**Your goal**. Go through the data and report each line that holds the string "icon".

**Data**.
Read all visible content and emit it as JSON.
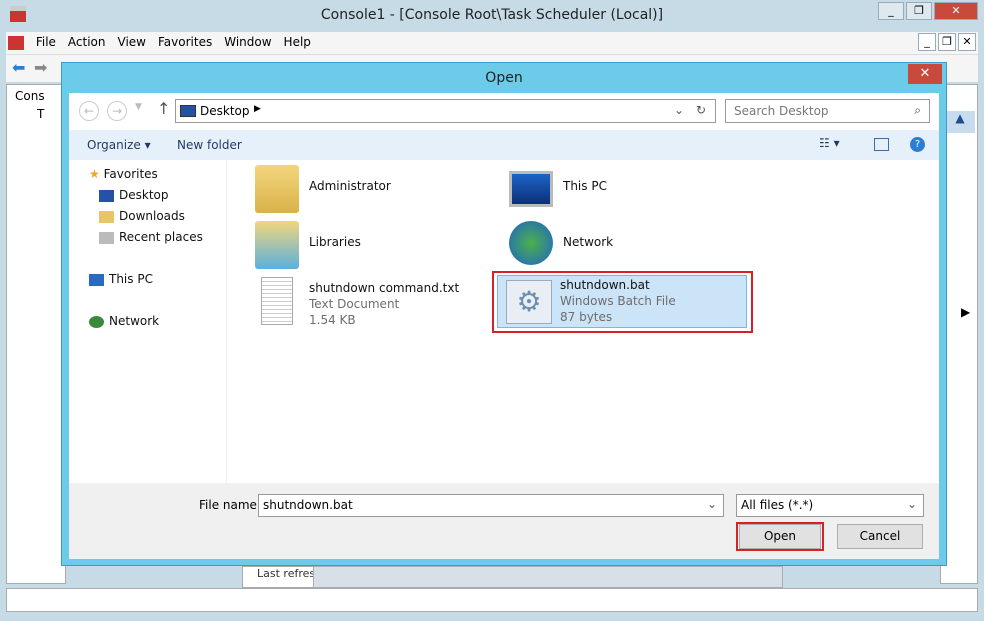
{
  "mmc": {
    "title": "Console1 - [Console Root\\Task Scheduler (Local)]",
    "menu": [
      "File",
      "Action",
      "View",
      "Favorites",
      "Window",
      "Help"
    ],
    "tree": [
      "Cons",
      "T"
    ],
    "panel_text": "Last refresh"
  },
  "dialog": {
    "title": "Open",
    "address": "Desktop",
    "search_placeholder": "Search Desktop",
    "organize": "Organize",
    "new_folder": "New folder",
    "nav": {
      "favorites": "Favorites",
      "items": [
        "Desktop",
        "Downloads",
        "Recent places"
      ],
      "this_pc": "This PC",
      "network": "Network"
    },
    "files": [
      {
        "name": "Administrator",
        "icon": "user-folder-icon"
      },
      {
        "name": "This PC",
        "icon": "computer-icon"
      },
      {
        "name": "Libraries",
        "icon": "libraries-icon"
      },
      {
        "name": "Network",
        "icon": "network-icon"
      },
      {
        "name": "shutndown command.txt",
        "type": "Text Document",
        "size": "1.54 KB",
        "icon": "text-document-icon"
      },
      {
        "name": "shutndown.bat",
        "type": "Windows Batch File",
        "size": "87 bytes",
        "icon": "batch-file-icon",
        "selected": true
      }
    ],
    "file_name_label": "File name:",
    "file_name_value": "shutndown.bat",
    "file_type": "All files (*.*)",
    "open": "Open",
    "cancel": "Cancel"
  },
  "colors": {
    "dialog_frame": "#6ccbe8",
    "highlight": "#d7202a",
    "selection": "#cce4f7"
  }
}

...

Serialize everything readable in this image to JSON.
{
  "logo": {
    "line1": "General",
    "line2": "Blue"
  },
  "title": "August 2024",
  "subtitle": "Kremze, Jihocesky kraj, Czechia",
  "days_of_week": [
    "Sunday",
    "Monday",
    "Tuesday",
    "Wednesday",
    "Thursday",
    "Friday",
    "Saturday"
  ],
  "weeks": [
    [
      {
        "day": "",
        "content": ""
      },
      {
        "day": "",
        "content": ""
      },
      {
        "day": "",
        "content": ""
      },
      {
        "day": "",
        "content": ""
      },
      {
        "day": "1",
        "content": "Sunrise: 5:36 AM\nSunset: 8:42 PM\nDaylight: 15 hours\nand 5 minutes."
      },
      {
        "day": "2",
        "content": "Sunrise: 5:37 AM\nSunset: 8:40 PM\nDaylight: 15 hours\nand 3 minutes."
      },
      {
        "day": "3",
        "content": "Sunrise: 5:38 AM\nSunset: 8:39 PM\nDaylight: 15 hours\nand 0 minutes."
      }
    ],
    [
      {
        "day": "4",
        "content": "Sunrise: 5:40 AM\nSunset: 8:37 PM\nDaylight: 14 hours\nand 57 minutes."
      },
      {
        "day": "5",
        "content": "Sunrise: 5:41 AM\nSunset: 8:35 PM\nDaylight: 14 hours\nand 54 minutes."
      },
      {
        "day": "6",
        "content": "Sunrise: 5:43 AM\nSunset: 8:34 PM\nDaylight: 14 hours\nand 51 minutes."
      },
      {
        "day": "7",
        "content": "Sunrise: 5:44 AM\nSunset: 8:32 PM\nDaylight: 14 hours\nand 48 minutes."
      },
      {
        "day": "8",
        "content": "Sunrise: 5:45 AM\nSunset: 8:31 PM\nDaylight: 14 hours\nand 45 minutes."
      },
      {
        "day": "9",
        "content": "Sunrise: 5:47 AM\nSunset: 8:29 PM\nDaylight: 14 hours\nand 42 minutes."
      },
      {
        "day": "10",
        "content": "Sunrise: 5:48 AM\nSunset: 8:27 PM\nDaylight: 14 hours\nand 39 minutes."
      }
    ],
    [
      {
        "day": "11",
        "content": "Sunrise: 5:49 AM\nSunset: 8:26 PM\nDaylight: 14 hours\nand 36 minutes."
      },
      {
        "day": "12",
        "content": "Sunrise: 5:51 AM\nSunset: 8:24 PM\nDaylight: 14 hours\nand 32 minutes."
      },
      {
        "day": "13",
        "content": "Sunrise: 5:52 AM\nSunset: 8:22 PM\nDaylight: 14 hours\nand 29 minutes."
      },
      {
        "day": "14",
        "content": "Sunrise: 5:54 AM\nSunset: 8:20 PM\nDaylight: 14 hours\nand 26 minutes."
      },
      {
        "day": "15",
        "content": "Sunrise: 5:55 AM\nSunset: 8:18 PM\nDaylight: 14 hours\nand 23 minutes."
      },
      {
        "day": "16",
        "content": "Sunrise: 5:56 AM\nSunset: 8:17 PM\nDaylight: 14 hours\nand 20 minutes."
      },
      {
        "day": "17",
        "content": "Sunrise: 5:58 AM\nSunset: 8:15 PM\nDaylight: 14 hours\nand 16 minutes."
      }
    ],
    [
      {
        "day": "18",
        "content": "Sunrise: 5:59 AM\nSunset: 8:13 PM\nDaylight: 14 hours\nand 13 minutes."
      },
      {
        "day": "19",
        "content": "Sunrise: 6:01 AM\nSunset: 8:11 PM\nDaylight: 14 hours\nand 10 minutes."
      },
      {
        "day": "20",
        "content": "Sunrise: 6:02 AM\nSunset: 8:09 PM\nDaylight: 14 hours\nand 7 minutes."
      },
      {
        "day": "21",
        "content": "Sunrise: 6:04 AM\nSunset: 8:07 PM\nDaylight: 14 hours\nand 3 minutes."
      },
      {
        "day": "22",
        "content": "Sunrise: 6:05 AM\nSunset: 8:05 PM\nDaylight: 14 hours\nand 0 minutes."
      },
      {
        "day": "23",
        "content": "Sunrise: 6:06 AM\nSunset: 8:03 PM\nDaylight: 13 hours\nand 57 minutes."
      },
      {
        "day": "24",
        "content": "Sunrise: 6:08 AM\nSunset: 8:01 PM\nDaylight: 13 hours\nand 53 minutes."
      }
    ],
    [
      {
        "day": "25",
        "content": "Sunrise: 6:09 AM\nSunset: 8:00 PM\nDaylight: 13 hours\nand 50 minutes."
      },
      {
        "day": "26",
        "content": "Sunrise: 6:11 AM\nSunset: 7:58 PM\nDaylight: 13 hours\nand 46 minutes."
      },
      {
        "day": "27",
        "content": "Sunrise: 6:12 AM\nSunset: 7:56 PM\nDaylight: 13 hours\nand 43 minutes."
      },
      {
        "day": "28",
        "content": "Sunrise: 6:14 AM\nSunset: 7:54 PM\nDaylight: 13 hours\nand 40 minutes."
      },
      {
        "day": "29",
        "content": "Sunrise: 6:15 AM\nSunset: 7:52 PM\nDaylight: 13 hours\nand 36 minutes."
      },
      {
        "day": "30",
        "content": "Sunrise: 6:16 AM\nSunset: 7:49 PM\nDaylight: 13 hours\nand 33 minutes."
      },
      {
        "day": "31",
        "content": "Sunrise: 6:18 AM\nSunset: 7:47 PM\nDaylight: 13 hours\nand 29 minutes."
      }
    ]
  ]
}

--

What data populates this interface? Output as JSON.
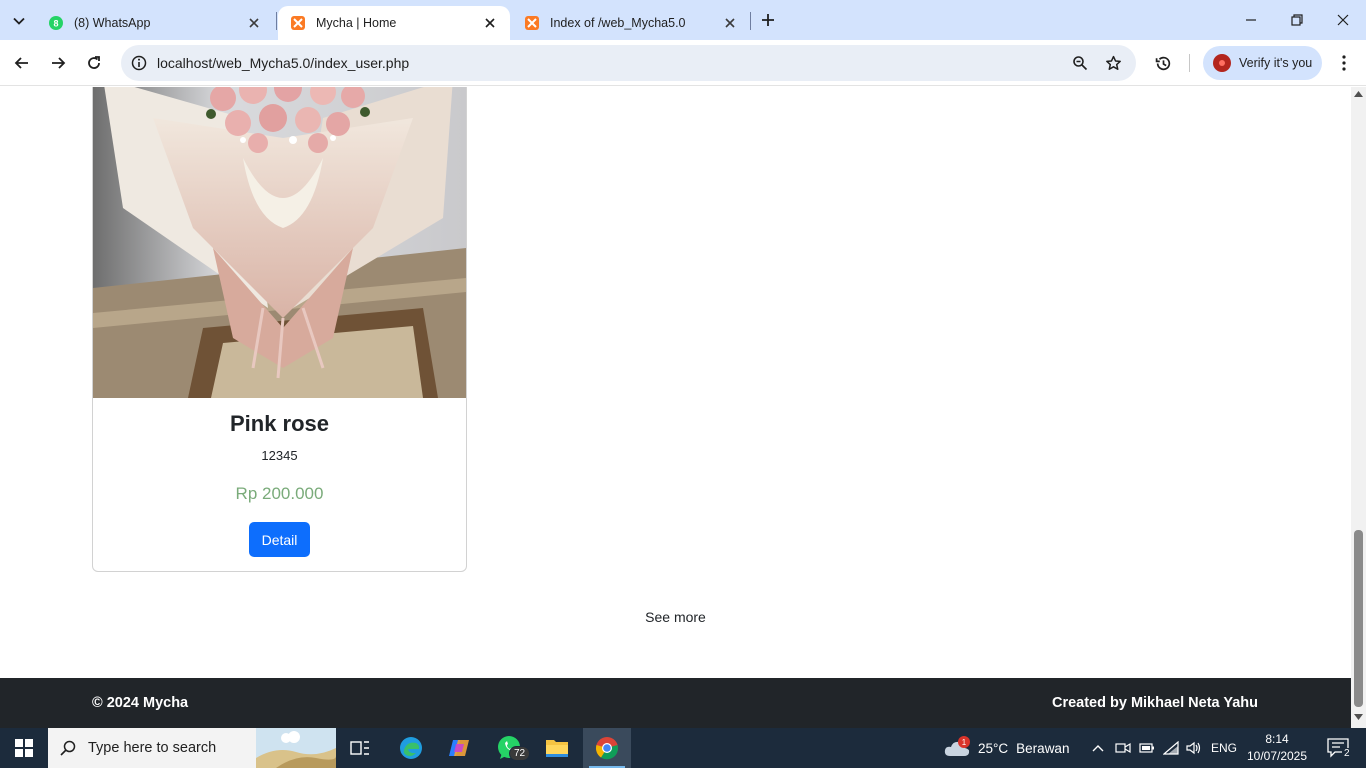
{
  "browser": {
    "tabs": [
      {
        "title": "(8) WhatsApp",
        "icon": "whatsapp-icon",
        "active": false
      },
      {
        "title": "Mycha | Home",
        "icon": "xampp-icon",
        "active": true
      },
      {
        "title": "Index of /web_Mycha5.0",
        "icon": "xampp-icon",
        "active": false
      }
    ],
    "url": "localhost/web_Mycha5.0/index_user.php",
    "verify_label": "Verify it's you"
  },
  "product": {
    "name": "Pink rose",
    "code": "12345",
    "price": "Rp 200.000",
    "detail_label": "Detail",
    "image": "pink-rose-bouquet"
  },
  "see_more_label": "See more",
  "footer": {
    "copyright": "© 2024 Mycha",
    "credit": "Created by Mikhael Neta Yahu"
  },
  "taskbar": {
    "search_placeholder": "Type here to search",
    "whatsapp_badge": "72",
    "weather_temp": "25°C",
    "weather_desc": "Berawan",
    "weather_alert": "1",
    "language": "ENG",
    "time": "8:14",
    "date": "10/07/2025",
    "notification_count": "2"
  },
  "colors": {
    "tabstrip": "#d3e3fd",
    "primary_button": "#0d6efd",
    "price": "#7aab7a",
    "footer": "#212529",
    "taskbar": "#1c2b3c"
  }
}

**Problem solution**.
        "icon": "user-folder-icon"
        "icon": "computer-icon"
        "icon": "libraries-icon"
        "icon": "network-icon"
        "icon": "text-document-icon"
        "icon": "batch-file-icon",
        "icon": "whatsapp-icon",
        "icon": "xampp-icon",
        "icon": "xampp-icon",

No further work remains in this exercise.